Material provided below:

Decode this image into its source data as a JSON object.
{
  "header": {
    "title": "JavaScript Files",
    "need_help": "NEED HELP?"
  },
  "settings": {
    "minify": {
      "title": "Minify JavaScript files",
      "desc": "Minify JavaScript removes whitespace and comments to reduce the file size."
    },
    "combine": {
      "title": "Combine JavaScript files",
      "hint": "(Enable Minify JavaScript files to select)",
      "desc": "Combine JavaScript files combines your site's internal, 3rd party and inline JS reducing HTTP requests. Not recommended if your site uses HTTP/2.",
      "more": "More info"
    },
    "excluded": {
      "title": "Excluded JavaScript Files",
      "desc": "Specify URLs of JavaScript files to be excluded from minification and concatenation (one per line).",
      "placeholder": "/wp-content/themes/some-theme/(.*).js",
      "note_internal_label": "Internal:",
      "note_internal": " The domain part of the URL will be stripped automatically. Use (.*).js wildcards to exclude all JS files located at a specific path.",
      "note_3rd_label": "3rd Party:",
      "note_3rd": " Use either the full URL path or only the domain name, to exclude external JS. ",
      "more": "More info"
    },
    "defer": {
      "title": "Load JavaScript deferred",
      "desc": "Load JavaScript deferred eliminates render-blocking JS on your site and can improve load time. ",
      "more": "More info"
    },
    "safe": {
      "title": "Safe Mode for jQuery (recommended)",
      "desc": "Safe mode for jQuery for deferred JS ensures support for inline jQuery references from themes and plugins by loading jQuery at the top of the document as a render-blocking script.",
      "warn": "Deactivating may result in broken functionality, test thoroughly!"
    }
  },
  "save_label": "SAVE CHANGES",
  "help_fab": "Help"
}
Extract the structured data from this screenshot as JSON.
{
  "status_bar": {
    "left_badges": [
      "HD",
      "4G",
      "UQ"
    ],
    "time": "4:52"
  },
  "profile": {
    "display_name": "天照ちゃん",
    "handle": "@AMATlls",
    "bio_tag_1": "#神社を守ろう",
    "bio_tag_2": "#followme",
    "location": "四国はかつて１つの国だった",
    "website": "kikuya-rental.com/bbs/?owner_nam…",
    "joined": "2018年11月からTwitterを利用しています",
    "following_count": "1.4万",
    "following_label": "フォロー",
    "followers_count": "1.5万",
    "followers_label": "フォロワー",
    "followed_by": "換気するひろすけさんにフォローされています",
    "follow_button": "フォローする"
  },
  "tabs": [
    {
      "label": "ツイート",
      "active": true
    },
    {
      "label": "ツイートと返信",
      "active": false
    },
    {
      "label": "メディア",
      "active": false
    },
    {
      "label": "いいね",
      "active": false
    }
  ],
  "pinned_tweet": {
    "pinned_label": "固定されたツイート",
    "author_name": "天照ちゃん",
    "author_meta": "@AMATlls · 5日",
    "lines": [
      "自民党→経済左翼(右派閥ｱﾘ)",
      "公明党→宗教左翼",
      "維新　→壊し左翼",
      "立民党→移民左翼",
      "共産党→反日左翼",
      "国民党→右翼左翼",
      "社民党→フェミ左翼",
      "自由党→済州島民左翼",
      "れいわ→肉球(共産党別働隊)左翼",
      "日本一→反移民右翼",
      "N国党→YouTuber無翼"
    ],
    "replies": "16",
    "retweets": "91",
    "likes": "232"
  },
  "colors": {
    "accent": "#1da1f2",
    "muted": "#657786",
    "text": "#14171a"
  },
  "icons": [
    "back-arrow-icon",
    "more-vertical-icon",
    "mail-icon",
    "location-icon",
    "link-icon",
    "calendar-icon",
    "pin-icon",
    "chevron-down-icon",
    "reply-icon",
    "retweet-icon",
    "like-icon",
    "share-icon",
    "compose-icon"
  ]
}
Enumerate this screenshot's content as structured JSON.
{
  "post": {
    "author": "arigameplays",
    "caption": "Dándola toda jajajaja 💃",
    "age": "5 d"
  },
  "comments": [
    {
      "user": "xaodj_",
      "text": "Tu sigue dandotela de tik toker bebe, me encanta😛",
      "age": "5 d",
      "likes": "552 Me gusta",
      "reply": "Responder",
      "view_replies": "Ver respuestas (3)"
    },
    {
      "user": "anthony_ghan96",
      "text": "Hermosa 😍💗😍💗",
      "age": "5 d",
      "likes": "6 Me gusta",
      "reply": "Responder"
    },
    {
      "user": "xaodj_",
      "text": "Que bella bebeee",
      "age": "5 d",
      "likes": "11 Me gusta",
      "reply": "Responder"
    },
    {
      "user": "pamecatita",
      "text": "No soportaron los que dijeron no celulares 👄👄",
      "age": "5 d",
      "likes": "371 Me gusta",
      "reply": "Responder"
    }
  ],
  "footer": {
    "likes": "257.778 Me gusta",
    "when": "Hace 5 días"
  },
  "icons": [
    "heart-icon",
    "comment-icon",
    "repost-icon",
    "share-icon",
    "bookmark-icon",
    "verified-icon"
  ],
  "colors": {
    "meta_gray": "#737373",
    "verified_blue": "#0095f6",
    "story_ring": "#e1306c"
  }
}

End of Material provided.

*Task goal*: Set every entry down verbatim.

*Answer to the problem*:
Decode this image into its source data as a JSON object.
{
  "header": {
    "title": "JavaScript Files",
    "need_help": "NEED HELP?"
  },
  "settings": {
    "minify": {
      "title": "Minify JavaScript files",
      "desc": "Minify JavaScript removes whitespace and comments to reduce the file size."
    },
    "combine": {
      "title": "Combine JavaScript files",
      "hint": "(Enable Minify JavaScript files to select)",
      "desc": "Combine JavaScript files combines your site's internal, 3rd party and inline JS reducing HTTP requests. Not recommended if your site uses HTTP/2.",
      "more": "More info"
    },
    "excluded": {
      "title": "Excluded JavaScript Files",
      "desc": "Specify URLs of JavaScript files to be excluded from minification and concatenation (one per line).",
      "placeholder": "/wp-content/themes/some-theme/(.*).js",
      "note_internal_label": "Internal:",
      "note_internal": " The domain part of the URL will be stripped automatically. Use (.*).js wildcards to exclude all JS files located at a specific path.",
      "note_3rd_label": "3rd Party:",
      "note_3rd": " Use either the full URL path or only the domain name, to exclude external JS. ",
      "more": "More info"
    },
    "defer": {
      "title": "Load JavaScript deferred",
      "desc": "Load JavaScript deferred eliminates render-blocking JS on your site and can improve load time. ",
      "more": "More info"
    },
    "safe": {
      "title": "Safe Mode for jQuery (recommended)",
      "desc": "Safe mode for jQuery for deferred JS ensures support for inline jQuery references from themes and plugins by loading jQuery at the top of the document as a render-blocking script.",
      "warn": "Deactivating may result in broken functionality, test thoroughly!"
    }
  },
  "save_label": "SAVE CHANGES",
  "help_fab": "Help"
}
Extract the structured data from this screenshot as JSON.
{
  "status_bar": {
    "left_badges": [
      "HD",
      "4G",
      "UQ"
    ],
    "time": "4:52"
  },
  "profile": {
    "display_name": "天照ちゃん",
    "handle": "@AMATlls",
    "bio_tag_1": "#神社を守ろう",
    "bio_tag_2": "#followme",
    "location": "四国はかつて１つの国だった",
    "website": "kikuya-rental.com/bbs/?owner_nam…",
    "joined": "2018年11月からTwitterを利用しています",
    "following_count": "1.4万",
    "following_label": "フォロー",
    "followers_count": "1.5万",
    "followers_label": "フォロワー",
    "followed_by": "換気するひろすけさんにフォローされています",
    "follow_button": "フォローする"
  },
  "tabs": [
    {
      "label": "ツイート",
      "active": true
    },
    {
      "label": "ツイートと返信",
      "active": false
    },
    {
      "label": "メディア",
      "active": false
    },
    {
      "label": "いいね",
      "active": false
    }
  ],
  "pinned_tweet": {
    "pinned_label": "固定されたツイート",
    "author_name": "天照ちゃん",
    "author_meta": "@AMATlls · 5日",
    "lines": [
      "自民党→経済左翼(右派閥ｱﾘ)",
      "公明党→宗教左翼",
      "維新　→壊し左翼",
      "立民党→移民左翼",
      "共産党→反日左翼",
      "国民党→右翼左翼",
      "社民党→フェミ左翼",
      "自由党→済州島民左翼",
      "れいわ→肉球(共産党別働隊)左翼",
      "日本一→反移民右翼",
      "N国党→YouTuber無翼"
    ],
    "replies": "16",
    "retweets": "91",
    "likes": "232"
  },
  "colors": {
    "accent": "#1da1f2",
    "muted": "#657786",
    "text": "#14171a"
  },
  "icons": [
    "back-arrow-icon",
    "more-vertical-icon",
    "mail-icon",
    "location-icon",
    "link-icon",
    "calendar-icon",
    "pin-icon",
    "chevron-down-icon",
    "reply-icon",
    "retweet-icon",
    "like-icon",
    "share-icon",
    "compose-icon"
  ]
}
Enumerate this screenshot's content as structured JSON.
{
  "post": {
    "author": "arigameplays",
    "caption": "Dándola toda jajajaja 💃",
    "age": "5 d"
  },
  "comments": [
    {
      "user": "xaodj_",
      "text": "Tu sigue dandotela de tik toker bebe, me encanta😛",
      "age": "5 d",
      "likes": "552 Me gusta",
      "reply": "Responder",
      "view_replies": "Ver respuestas (3)"
    },
    {
      "user": "anthony_ghan96",
      "text": "Hermosa 😍💗😍💗",
      "age": "5 d",
      "likes": "6 Me gusta",
      "reply": "Responder"
    },
    {
      "user": "xaodj_",
      "text": "Que bella bebeee",
      "age": "5 d",
      "likes": "11 Me gusta",
      "reply": "Responder"
    },
    {
      "user": "pamecatita",
      "text": "No soportaron los que dijeron no celulares 👄👄",
      "age": "5 d",
      "likes": "371 Me gusta",
      "reply": "Responder"
    }
  ],
  "footer": {
    "likes": "257.778 Me gusta",
    "when": "Hace 5 días"
  },
  "icons": [
    "heart-icon",
    "comment-icon",
    "repost-icon",
    "share-icon",
    "bookmark-icon",
    "verified-icon"
  ],
  "colors": {
    "meta_gray": "#737373",
    "verified_blue": "#0095f6",
    "story_ring": "#e1306c"
  }
}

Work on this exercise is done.